This post originally appeared on the International Foundation for Electoral Systems News section.
A briefing series inspired by sustainable development goal #5 (SDG5)
by Deyala El-Haddad*
On Wednesday, November 14, the International Foundation for Electoral Systems (IFES) and Congresswoman Sheila Jackson Lee (D-Texas) held a briefing on how inclusive democracies empower women in all areas of political and public life and can benefit economies as a whole.
Key takeaways from the briefing include:
- Women’s economic empowerment is multifaceted. Intersectionality and issues such as disproportionate poverty rates, persistent pay gaps between men and women, unequal educational returns and wages, and unequal leadership roles among industries must be considered.

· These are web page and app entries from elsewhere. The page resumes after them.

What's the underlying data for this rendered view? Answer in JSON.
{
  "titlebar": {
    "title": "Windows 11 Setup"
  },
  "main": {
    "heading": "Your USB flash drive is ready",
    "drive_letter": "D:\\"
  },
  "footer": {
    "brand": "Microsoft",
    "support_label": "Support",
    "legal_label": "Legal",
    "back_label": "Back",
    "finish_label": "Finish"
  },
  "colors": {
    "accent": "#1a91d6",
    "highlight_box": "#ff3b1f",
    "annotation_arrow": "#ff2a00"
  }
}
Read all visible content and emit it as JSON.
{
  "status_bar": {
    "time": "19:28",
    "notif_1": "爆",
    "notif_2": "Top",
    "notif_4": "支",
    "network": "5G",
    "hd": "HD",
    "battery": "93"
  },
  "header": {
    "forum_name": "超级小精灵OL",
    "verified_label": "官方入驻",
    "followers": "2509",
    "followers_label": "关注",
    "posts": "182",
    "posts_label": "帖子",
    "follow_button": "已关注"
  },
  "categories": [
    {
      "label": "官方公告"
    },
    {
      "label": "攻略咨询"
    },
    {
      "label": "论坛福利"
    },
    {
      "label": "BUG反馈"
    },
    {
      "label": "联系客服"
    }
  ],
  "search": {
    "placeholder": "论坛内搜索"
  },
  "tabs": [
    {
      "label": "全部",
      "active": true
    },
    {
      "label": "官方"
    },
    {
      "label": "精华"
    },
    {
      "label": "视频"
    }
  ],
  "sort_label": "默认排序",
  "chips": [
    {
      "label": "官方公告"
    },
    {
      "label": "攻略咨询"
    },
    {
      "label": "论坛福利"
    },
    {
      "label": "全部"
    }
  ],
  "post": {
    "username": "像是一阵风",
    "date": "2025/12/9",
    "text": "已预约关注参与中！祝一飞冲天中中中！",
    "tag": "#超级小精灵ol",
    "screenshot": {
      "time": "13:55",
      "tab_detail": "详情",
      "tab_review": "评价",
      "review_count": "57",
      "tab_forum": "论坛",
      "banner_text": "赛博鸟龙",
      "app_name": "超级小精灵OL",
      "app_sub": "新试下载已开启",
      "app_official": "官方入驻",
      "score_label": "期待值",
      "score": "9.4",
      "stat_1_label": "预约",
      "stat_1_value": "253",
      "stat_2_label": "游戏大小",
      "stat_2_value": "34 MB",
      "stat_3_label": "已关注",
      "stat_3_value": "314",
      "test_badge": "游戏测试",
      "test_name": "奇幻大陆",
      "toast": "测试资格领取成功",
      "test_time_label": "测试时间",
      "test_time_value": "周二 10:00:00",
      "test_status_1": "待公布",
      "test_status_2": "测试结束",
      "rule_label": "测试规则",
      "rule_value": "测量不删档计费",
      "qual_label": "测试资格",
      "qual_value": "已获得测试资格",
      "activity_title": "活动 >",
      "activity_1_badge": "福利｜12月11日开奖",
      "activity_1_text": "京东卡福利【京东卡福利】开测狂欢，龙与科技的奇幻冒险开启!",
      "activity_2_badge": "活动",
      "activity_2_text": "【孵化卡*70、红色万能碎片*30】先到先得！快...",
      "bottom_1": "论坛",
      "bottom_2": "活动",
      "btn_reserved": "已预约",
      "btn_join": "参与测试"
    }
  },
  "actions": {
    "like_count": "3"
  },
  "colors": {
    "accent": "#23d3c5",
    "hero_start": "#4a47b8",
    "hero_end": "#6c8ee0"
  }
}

- There is an unequal representation of women in policymaking and as leaders in public offices. Even after the 2018 United States (U.S.) general elections’ “pink wave,” the number of women in Congress will stand at just 23 percent.
- Women’s economic empowerment mandates simultaneous investments in:
- Anti-poverty programs, health and education;
- Legal and structural opportunities;
- Representation in leadership and policymaking; and
- Creative partnerships with organizations such as the World Bank’s Women Entrepreneurs Finance Initiative, Gender Equality in Public Administration, United Nations Development Programme and the University of Pittsburgh’s Gender Inequality Research Lab (GIRL@Pitt).
- Legal issues include unfair laws and policies biased against women – 104 countries restrict the kinds of jobs women can hold, 75 restrict women’s property rights, 59 provide no legal protection against sexual harassment in the workplace and 18 require women to have their husband’s permission to work outside the home.
- Legal reform is possible and benefits women, families and entire economies. Solutions include incentivizing legal and policy reforms, increasing women’s access to capital and financial services, creating an economic inclusion fund, promoting technology and innovation, supporting research and data collection, and enacting U.S. domestic policies to lead by example.
- When women have a voice in shaping laws and policies, economies prosper and foster ecosystems for entrepreneurship. This ensures successful programs and equal opportunities at all levels for women and girls worldwide.
- Safe spaces and workshops where women come together to talk about their experiences can create a sense of agency.
The event featured opening remarks by IFES President and CEO Anthony Banbury and was moderated by IFES Senior Congressional Liaison and Development Officer Elizabeth Sidell. Panelists included Dr. Müge Kökten Finkel, assistant professor of international development and co-director of GIRL@Pitt; Barbara Langley, director of the Center for Women’s Economic Empowerment at the Center for International Private Enterprise; Robin R. Runge, senior gender specialist at the Solidarity Center; and Rachel Vogelstein, Douglas Dillon Senior Fellow and director of the Women and Foreign Policy Program at the Council on Foreign Relations.
A video of the event is available below.
The discussion was the seventh installment of a briefing series organized by IFES exploring each element of SDG5. Previous panel topics include “Preventing Violence Against Women in Elections,” “Ending Harmful Practices: Voices from the Field” and “Women and Technology: Enhancing Political Participation.”
The next briefing will take place on January 16, 2019. Please contact email@example.com for more information.
*El-Haddad is an administrative coordinator at IFES.